Wherever the string "preview" occurs in a line of these records, report that line.
[RECORDS FOR THE EXERCISE — start]
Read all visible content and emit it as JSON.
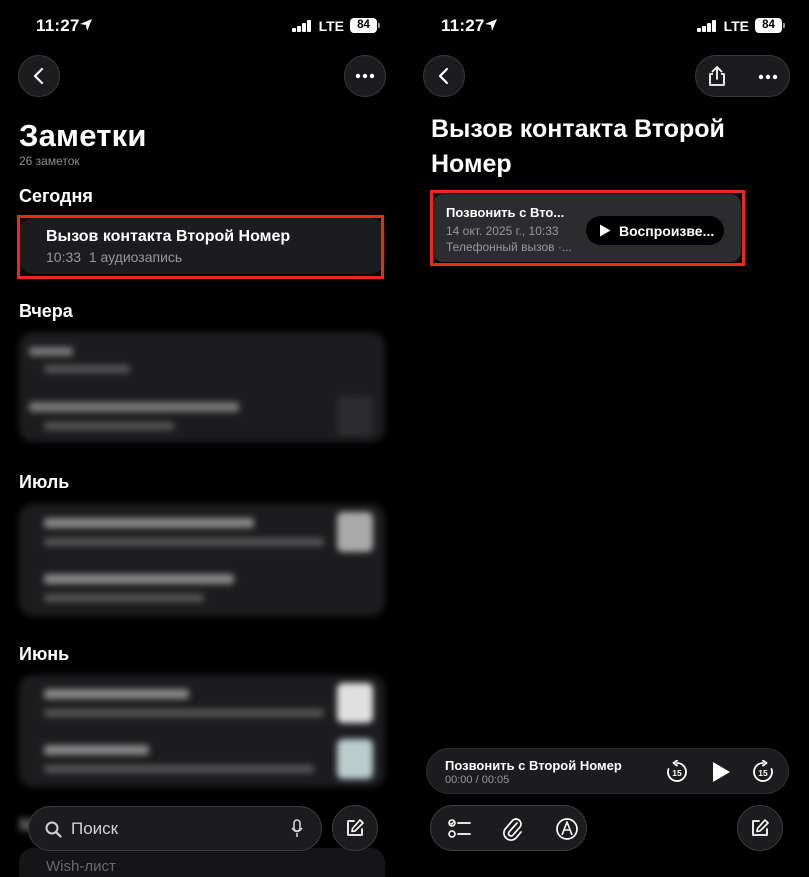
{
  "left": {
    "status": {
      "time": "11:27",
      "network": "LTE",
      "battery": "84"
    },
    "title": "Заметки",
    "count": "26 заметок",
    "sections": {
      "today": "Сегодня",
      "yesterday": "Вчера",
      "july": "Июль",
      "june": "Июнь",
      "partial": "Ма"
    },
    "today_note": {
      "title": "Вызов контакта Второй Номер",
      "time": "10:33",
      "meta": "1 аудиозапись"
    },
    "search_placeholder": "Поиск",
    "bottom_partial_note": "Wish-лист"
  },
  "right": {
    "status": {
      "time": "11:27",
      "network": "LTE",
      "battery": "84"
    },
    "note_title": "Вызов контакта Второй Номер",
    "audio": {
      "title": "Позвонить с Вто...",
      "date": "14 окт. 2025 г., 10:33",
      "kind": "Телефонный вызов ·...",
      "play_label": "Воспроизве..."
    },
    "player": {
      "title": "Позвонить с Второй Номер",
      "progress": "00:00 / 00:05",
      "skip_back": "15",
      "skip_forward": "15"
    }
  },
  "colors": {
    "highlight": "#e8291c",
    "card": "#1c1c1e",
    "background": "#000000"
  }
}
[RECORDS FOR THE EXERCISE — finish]
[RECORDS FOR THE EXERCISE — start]
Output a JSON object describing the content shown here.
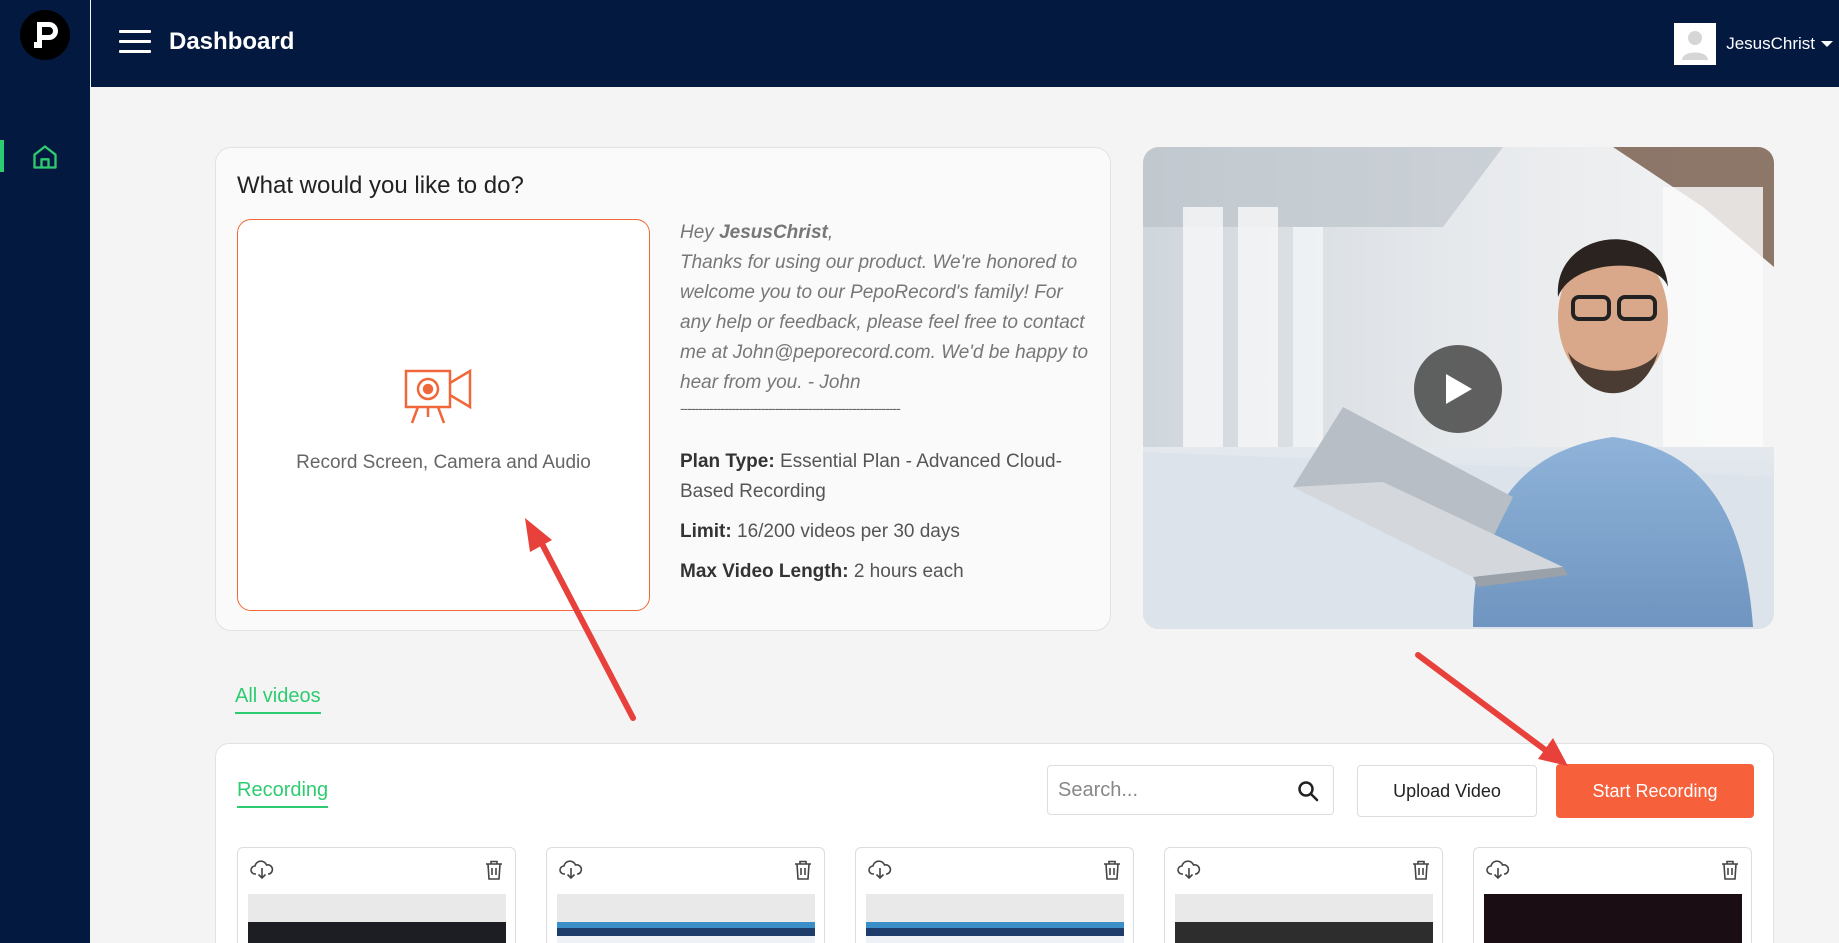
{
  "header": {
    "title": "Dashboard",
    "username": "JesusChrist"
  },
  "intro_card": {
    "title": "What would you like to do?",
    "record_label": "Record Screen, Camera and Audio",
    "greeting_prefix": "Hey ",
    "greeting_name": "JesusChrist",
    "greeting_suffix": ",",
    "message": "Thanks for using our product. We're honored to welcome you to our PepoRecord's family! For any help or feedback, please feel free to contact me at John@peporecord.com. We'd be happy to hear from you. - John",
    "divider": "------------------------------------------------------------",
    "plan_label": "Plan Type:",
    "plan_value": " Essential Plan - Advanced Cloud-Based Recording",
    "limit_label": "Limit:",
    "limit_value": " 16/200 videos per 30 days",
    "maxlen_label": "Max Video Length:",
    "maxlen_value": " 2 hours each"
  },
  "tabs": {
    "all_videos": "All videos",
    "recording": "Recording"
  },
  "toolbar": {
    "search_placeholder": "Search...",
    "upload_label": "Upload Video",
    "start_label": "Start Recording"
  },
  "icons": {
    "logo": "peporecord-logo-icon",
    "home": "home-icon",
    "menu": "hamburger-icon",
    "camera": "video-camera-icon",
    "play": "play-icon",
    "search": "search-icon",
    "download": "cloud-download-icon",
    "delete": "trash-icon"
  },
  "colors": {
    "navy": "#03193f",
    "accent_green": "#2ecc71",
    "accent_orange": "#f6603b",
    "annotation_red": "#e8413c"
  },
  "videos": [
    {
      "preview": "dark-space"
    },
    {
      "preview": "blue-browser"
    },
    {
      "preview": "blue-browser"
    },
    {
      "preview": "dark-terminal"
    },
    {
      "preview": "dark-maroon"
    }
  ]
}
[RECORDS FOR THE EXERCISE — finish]
> PROBLEM SOLUTION
      "preview": "dark-space"
      "preview": "blue-browser"
      "preview": "blue-browser"
      "preview": "dark-terminal"
      "preview": "dark-maroon"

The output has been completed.